I recently changed my home server from TrueNAS Core to TrueNAS Scale, which means I've been rebuilding/migrating my home infrastructure from the FreeBSD jails based system used in Core to Kubernetes on Scale. One of the trickier services to change over was Home Assistant (a fantastic piece of home automation software) as I wanted to use multicast networking to add HomeKit and Apple TV integration.

The Home Assistant container installation instructions recommend using host networking, as some of the integrations (including some that I use a lot) use multicast networking, and configuring the container to properly expose the necessary ports can be difficult. While it's possible to use host networking with Kubernetes, and the Helm chart I'm using makes it easier, I noticed that iXSystems has also bundled in Multus, a way to "[attach] multiple network interfaces to pods in Kubernetes". I'd already ran across a few references to Multus when searching for a way to get multicast working on Kubernetes, so I tried it out, and it works great. Here's a brief overview of the configuration I'm using.

First there's a NetworkAttachmentDefinition which defines the network interface the pod will use. vlan60 is the name of the parent interface (in my case, a VLAN virtual interface) that exists on the host node. In my case vlan60 also has the k8s node IP address as well, 192.0.2.4. I've also statically allocated an IP address for Home Assistant (192.0.2.10 in the example). Now apply it with kubectl -n home-assistant apply -f home-assistant-multus.yaml (changing -n home-assistant to whatever namespace you're using).
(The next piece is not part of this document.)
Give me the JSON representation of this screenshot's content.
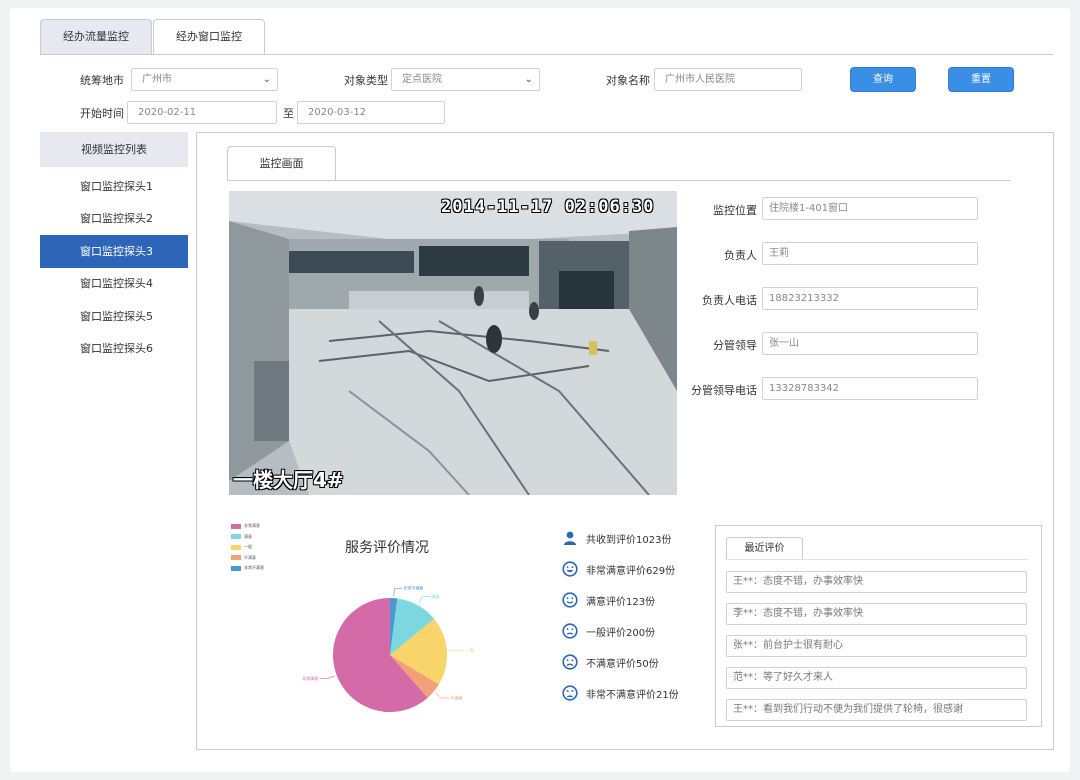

# filename: home-assistant-multus.yaml
apiVersion: "k8s.cni.cncf.io/v1"
kind: NetworkAttachmentDefinition
metadata:
  name: home-assistant-netif
spec:
  config: '{
            "cniVersion": "0.3.0",
            "type": "macvlan",
            "master": "vlan60",
            "mode": "bridge",
            "ipam": {
                "type": "static",
                "addresses": [
                    {
                        "address": "192.0.2.10/24",
                        "gateway": "192.0.2.1"
                    }
                ],
                "dns": {
                    "nameservers": ["198.51.100.2"],
                    "domain": "svc.paxswill.example.com",
                    "search": []
                }
            }
        }'

Using a host-local IPAM configuration would also probably work, and if I was exposing multiple containers to the network I would probably use that instead of the static configuration above. For more details see the CNI IPAM documentation.

The second piece of configuration is an annotation on the Home Assistant pod, k8s.v1.cni.cncf.io/networks: home-assistant-netif. When using the k8s-at-home Helm chart from above, that annotation is added to the podAnnotations object.

After applying both Kubernetes manifests above, wait for Home Assistant to come back up. Assuming you already had access to the web interface, navigate to Configuration -> General and scroll down to the Network section (the network section will only be visible if your user has "Advanced Mode" enabled). Change the settings so that only the new network interface is checked and restart Home Assistant, and that's it, my Home Assistant installation now has direct network access so it can use the multicast-based integrations withi minimal fuss.